Exact reproduction is required for all entries.

◆ Information provided:
****************
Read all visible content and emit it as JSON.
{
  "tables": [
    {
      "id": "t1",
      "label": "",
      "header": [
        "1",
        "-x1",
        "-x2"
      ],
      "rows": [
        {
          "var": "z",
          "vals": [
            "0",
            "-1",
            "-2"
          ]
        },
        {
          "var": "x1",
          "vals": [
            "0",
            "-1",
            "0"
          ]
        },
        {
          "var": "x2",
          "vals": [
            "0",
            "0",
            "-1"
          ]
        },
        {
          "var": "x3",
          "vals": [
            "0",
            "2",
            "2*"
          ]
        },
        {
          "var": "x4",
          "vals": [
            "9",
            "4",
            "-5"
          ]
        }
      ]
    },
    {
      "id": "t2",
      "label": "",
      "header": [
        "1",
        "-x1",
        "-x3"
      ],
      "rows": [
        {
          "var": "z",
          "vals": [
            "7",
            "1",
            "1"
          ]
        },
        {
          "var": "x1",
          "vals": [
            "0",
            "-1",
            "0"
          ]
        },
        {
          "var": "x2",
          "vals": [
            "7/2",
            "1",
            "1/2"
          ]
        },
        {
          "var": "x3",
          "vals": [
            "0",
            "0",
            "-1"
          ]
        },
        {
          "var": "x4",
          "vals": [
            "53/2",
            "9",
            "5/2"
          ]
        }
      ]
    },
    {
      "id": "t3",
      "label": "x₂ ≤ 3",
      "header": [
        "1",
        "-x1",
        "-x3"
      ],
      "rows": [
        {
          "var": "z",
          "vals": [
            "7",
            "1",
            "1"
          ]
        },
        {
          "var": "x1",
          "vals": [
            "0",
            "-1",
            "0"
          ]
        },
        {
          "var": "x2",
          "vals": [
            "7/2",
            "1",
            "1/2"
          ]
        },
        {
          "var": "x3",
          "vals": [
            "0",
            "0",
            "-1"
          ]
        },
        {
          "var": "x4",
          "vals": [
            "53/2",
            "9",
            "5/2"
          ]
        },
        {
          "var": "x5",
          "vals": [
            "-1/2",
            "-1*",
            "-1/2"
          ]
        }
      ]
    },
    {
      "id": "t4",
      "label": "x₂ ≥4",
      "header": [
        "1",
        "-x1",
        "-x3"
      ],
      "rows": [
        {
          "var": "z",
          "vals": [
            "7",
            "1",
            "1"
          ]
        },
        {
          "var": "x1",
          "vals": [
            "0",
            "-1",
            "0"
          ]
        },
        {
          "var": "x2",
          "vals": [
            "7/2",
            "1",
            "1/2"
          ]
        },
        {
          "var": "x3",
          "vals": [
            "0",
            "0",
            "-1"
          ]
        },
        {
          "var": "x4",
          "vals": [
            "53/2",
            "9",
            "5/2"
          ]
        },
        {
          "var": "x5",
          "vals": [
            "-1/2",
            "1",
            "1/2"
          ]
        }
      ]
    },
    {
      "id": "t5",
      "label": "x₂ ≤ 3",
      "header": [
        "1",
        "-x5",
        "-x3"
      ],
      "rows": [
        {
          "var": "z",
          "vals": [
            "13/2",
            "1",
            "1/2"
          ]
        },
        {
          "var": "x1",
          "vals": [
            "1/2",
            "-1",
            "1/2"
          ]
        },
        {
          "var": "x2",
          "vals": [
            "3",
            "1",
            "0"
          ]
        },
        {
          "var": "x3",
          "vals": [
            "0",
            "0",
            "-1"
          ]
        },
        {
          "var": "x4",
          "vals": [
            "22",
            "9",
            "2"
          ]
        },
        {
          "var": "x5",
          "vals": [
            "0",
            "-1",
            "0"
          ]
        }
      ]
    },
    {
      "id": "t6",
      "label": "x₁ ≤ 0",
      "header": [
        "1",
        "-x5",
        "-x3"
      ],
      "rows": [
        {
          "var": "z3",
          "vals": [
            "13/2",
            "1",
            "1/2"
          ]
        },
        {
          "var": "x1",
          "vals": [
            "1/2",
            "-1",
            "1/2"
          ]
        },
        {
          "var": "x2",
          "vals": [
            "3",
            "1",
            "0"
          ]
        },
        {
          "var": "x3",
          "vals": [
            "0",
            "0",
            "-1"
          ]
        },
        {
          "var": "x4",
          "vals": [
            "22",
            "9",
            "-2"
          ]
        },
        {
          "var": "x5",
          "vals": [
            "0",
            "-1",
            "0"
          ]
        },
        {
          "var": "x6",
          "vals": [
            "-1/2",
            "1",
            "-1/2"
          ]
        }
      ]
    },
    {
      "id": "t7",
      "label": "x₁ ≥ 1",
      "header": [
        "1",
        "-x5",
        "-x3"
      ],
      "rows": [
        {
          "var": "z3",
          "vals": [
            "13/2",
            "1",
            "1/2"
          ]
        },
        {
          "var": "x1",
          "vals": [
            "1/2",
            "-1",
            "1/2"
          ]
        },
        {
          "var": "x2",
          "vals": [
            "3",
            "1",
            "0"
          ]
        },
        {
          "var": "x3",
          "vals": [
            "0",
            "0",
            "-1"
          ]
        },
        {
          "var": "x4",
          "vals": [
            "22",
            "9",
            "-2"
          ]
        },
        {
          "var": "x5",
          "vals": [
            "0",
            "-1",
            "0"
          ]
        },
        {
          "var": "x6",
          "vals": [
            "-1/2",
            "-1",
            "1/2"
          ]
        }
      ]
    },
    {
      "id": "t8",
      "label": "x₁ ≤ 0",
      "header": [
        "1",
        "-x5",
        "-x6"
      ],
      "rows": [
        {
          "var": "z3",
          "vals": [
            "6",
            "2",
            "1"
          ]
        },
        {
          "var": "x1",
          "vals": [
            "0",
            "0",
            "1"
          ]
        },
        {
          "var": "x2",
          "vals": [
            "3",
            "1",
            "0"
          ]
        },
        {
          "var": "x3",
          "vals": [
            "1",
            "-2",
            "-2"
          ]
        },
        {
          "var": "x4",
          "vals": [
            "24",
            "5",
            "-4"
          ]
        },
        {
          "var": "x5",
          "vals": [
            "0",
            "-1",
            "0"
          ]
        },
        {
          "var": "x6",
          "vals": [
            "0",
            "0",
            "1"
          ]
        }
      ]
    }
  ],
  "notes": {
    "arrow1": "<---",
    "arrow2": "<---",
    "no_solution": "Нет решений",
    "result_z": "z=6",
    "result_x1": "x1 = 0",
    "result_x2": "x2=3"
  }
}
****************
◆ Task answer:
Read all visible content and emit it as JSON.
{
  "tables": [
    {
      "id": "t1",
      "label": "",
      "header": [
        "1",
        "-x1",
        "-x2"
      ],
      "rows": [
        {
          "var": "z",
          "vals": [
            "0",
            "-1",
            "-2"
          ]
        },
        {
          "var": "x1",
          "vals": [
            "0",
            "-1",
            "0"
          ]
        },
        {
          "var": "x2",
          "vals": [
            "0",
            "0",
            "-1"
          ]
        },
        {
          "var": "x3",
          "vals": [
            "0",
            "2",
            "2*"
          ]
        },
        {
          "var": "x4",
          "vals": [
            "9",
            "4",
            "-5"
          ]
        }
      ]
    },
    {
      "id": "t2",
      "label": "",
      "header": [
        "1",
        "-x1",
        "-x3"
      ],
      "rows": [
        {
          "var": "z",
          "vals": [
            "7",
            "1",
            "1"
          ]
        },
        {
          "var": "x1",
          "vals": [
            "0",
            "-1",
            "0"
          ]
        },
        {
          "var": "x2",
          "vals": [
            "7/2",
            "1",
            "1/2"
          ]
        },
        {
          "var": "x3",
          "vals": [
            "0",
            "0",
            "-1"
          ]
        },
        {
          "var": "x4",
          "vals": [
            "53/2",
            "9",
            "5/2"
          ]
        }
      ]
    },
    {
      "id": "t3",
      "label": "x₂ ≤ 3",
      "header": [
        "1",
        "-x1",
        "-x3"
      ],
      "rows": [
        {
          "var": "z",
          "vals": [
            "7",
            "1",
            "1"
          ]
        },
        {
          "var": "x1",
          "vals": [
            "0",
            "-1",
            "0"
          ]
        },
        {
          "var": "x2",
          "vals": [
            "7/2",
            "1",
            "1/2"
          ]
        },
        {
          "var": "x3",
          "vals": [
            "0",
            "0",
            "-1"
          ]
        },
        {
          "var": "x4",
          "vals": [
            "53/2",
            "9",
            "5/2"
          ]
        },
        {
          "var": "x5",
          "vals": [
            "-1/2",
            "-1*",
            "-1/2"
          ]
        }
      ]
    },
    {
      "id": "t4",
      "label": "x₂ ≥4",
      "header": [
        "1",
        "-x1",
        "-x3"
      ],
      "rows": [
        {
          "var": "z",
          "vals": [
            "7",
            "1",
            "1"
          ]
        },
        {
          "var": "x1",
          "vals": [
            "0",
            "-1",
            "0"
          ]
        },
        {
          "var": "x2",
          "vals": [
            "7/2",
            "1",
            "1/2"
          ]
        },
        {
          "var": "x3",
          "vals": [
            "0",
            "0",
            "-1"
          ]
        },
        {
          "var": "x4",
          "vals": [
            "53/2",
            "9",
            "5/2"
          ]
        },
        {
          "var": "x5",
          "vals": [
            "-1/2",
            "1",
            "1/2"
          ]
        }
      ]
    },
    {
      "id": "t5",
      "label": "x₂ ≤ 3",
      "header": [
        "1",
        "-x5",
        "-x3"
      ],
      "rows": [
        {
          "var": "z",
          "vals": [
            "13/2",
            "1",
            "1/2"
          ]
        },
        {
          "var": "x1",
          "vals": [
            "1/2",
            "-1",
            "1/2"
          ]
        },
        {
          "var": "x2",
          "vals": [
            "3",
            "1",
            "0"
          ]
        },
        {
          "var": "x3",
          "vals": [
            "0",
            "0",
            "-1"
          ]
        },
        {
          "var": "x4",
          "vals": [
            "22",
            "9",
            "2"
          ]
        },
        {
          "var": "x5",
          "vals": [
            "0",
            "-1",
            "0"
          ]
        }
      ]
    },
    {
      "id": "t6",
      "label": "x₁ ≤ 0",
      "header": [
        "1",
        "-x5",
        "-x3"
      ],
      "rows": [
        {
          "var": "z3",
          "vals": [
            "13/2",
            "1",
            "1/2"
          ]
        },
        {
          "var": "x1",
          "vals": [
            "1/2",
            "-1",
            "1/2"
          ]
        },
        {
          "var": "x2",
          "vals": [
            "3",
            "1",
            "0"
          ]
        },
        {
          "var": "x3",
          "vals": [
            "0",
            "0",
            "-1"
          ]
        },
        {
          "var": "x4",
          "vals": [
            "22",
            "9",
            "-2"
          ]
        },
        {
          "var": "x5",
          "vals": [
            "0",
            "-1",
            "0"
          ]
        },
        {
          "var": "x6",
          "vals": [
            "-1/2",
            "1",
            "-1/2"
          ]
        }
      ]
    },
    {
      "id": "t7",
      "label": "x₁ ≥ 1",
      "header": [
        "1",
        "-x5",
        "-x3"
      ],
      "rows": [
        {
          "var": "z3",
          "vals": [
            "13/2",
            "1",
            "1/2"
          ]
        },
        {
          "var": "x1",
          "vals": [
            "1/2",
            "-1",
            "1/2"
          ]
        },
        {
          "var": "x2",
          "vals": [
            "3",
            "1",
            "0"
          ]
        },
        {
          "var": "x3",
          "vals": [
            "0",
            "0",
            "-1"
          ]
        },
        {
          "var": "x4",
          "vals": [
            "22",
            "9",
            "-2"
          ]
        },
        {
          "var": "x5",
          "vals": [
            "0",
            "-1",
            "0"
          ]
        },
        {
          "var": "x6",
          "vals": [
            "-1/2",
            "-1",
            "1/2"
          ]
        }
      ]
    },
    {
      "id": "t8",
      "label": "x₁ ≤ 0",
      "header": [
        "1",
        "-x5",
        "-x6"
      ],
      "rows": [
        {
          "var": "z3",
          "vals": [
            "6",
            "2",
            "1"
          ]
        },
        {
          "var": "x1",
          "vals": [
            "0",
            "0",
            "1"
          ]
        },
        {
          "var": "x2",
          "vals": [
            "3",
            "1",
            "0"
          ]
        },
        {
          "var": "x3",
          "vals": [
            "1",
            "-2",
            "-2"
          ]
        },
        {
          "var": "x4",
          "vals": [
            "24",
            "5",
            "-4"
          ]
        },
        {
          "var": "x5",
          "vals": [
            "0",
            "-1",
            "0"
          ]
        },
        {
          "var": "x6",
          "vals": [
            "0",
            "0",
            "1"
          ]
        }
      ]
    }
  ],
  "notes": {
    "arrow1": "<---",
    "arrow2": "<---",
    "no_solution": "Нет решений",
    "result_z": "z=6",
    "result_x1": "x1 = 0",
    "result_x2": "x2=3"
  }
}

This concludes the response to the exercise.